WASHINGTON — Behind a slight majority of Democratic votes, the GOP-controlled House of Representatives voted late this afternoon to approve a $10.8 billion short-term extension of the Highway Trust Fund.
The temporary lifeline for the nation’s construction workers passed 367-55, with 186 Democrats joining 181 Republicans on the vote.
The legislation, known formally as the Highway and Transportation Funding Act of 2014, was opposed by many conservatives, with both the Club For Growth and Heritage Action pressing lawmakers to oppose the vote. Forty-five of the House Republican Conference’s most conservative members opposed the vote, while 10 Democrats also voted against it.
Some critics complained that the cost of the measure, which would provide enough funding to last until the end of next May, would be offset through budget gimmicks by smoothing federal pension plans over the next decade.
But House Speaker John Boehner rejected critics, pointing to bipartisan support from the White House and both chambers of Congress.
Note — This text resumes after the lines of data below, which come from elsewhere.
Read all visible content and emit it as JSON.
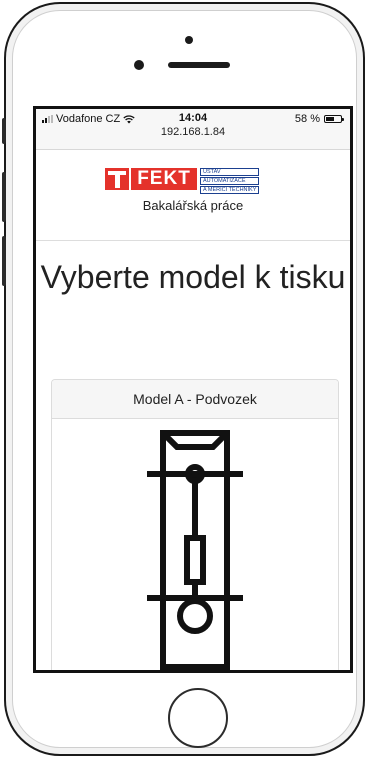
{
  "status_bar": {
    "carrier": "Vodafone CZ",
    "time": "14:04",
    "url": "192.168.1.84",
    "battery_percent": "58 %",
    "battery_level": 0.58
  },
  "header": {
    "logo_text": "FEKT",
    "logo_dept_lines": [
      "ÚSTAV",
      "AUTOMATIZACE",
      "A MĚŘICÍ TECHNIKY"
    ],
    "subtitle": "Bakalářská práce"
  },
  "main": {
    "title": "Vyberte model k tisku",
    "card": {
      "title": "Model A - Podvozek",
      "icon": "chassis-icon"
    }
  },
  "colors": {
    "logo_red": "#e4322b",
    "logo_blue": "#1b3f8f",
    "text": "#222222"
  }
}
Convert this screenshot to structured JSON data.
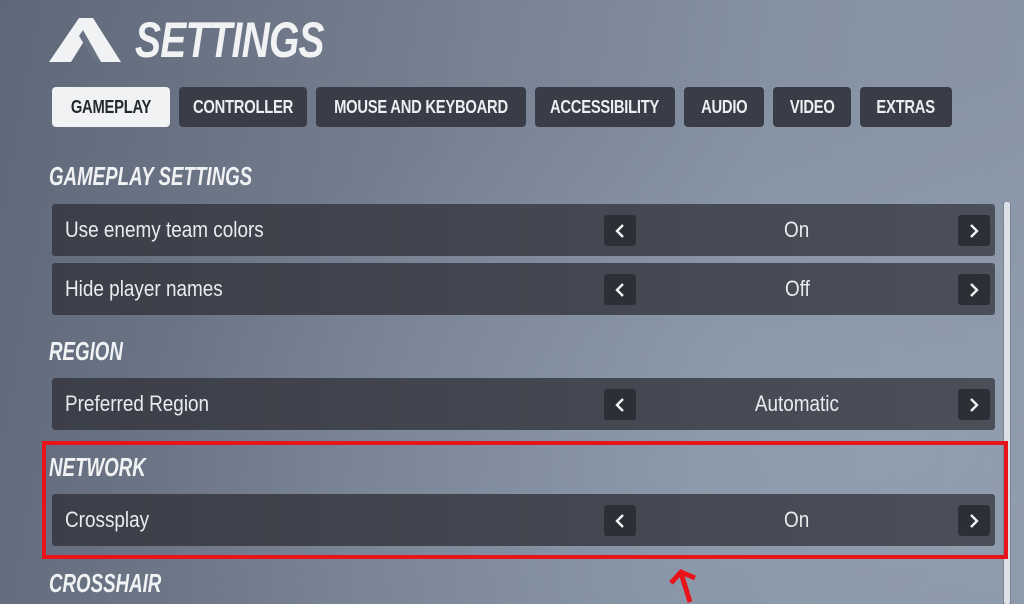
{
  "header": {
    "logo_icon": "game-logo-icon",
    "title": "SETTINGS"
  },
  "tabs": [
    {
      "label": "GAMEPLAY",
      "active": true
    },
    {
      "label": "CONTROLLER",
      "active": false
    },
    {
      "label": "MOUSE AND KEYBOARD",
      "active": false
    },
    {
      "label": "ACCESSIBILITY",
      "active": false
    },
    {
      "label": "AUDIO",
      "active": false
    },
    {
      "label": "VIDEO",
      "active": false
    },
    {
      "label": "EXTRAS",
      "active": false
    }
  ],
  "sections": {
    "gameplay": {
      "title": "GAMEPLAY SETTINGS",
      "rows": [
        {
          "label": "Use enemy team colors",
          "value": "On"
        },
        {
          "label": "Hide player names",
          "value": "Off"
        }
      ]
    },
    "region": {
      "title": "REGION",
      "rows": [
        {
          "label": "Preferred Region",
          "value": "Automatic"
        }
      ]
    },
    "network": {
      "title": "NETWORK",
      "rows": [
        {
          "label": "Crossplay",
          "value": "On"
        }
      ]
    },
    "crosshair": {
      "title": "CROSSHAIR"
    }
  },
  "icons": {
    "prev": "chevron-left-icon",
    "next": "chevron-right-icon"
  },
  "annotation": {
    "color": "#e8141a",
    "target": "network-section"
  },
  "colors": {
    "tab_active_bg": "#f1f2f4",
    "tab_bg": "#3a3d47",
    "row_bg": "#41444e",
    "arrow_btn_bg": "#2d2f37"
  }
}
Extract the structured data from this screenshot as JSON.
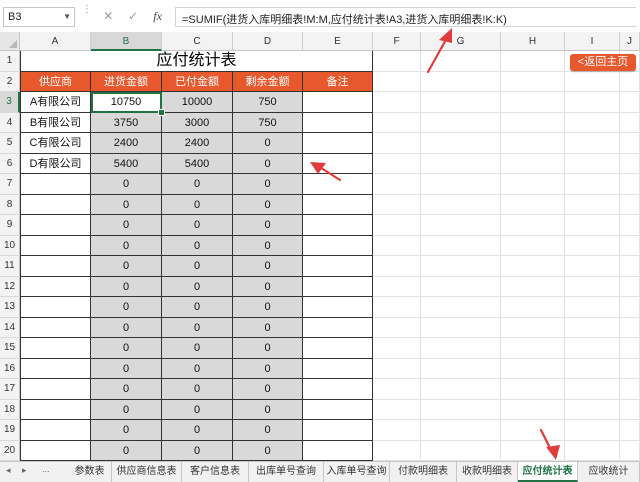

“It means that corporations will have a longer period of time to meet their pension obligations, which means they’ll have less deductions, which means that we’ll pay higher corporate income taxes. It’s very simple,” Boehner, R-Ohio, told reporters earlier today. “These are difficult decisions in difficult times, in an election year, but it’s important that we find a solution.”
The White House put out a statement Monday supporting passage of the measure.
“With surface transportation funding running out and hundreds of thousands of jobs at risk later this summer, the Administration supports House passage of H.R. 5021,” the statement read. “This legislation would provide for continuity of funding for the Highway Trust Fund during the height of the summer construction season and keep Americans at work repairing the Nation’s crumbling roads, bridges, and transit systems.”
Given that support, its passage in the Senate is likely. A similar measure was approved by a Senate committee last week, but it has not been voted on in the full Senate.
“As soon as I can get to it, I’m going to try to set up a procedure where we have the Senate Finance Committee bill, we’ll have a vote on that,” Senate Majority Leader Harry Reid, D-Nev., told reporters today, adding that Democrats could amend the House’s bill to limit funding to $8 billion. “I’m going to try to put all that together and have a few votes and hopefully get that out of here before the August recess.”
Current funding is expected to run out at the end of the month without congressional action.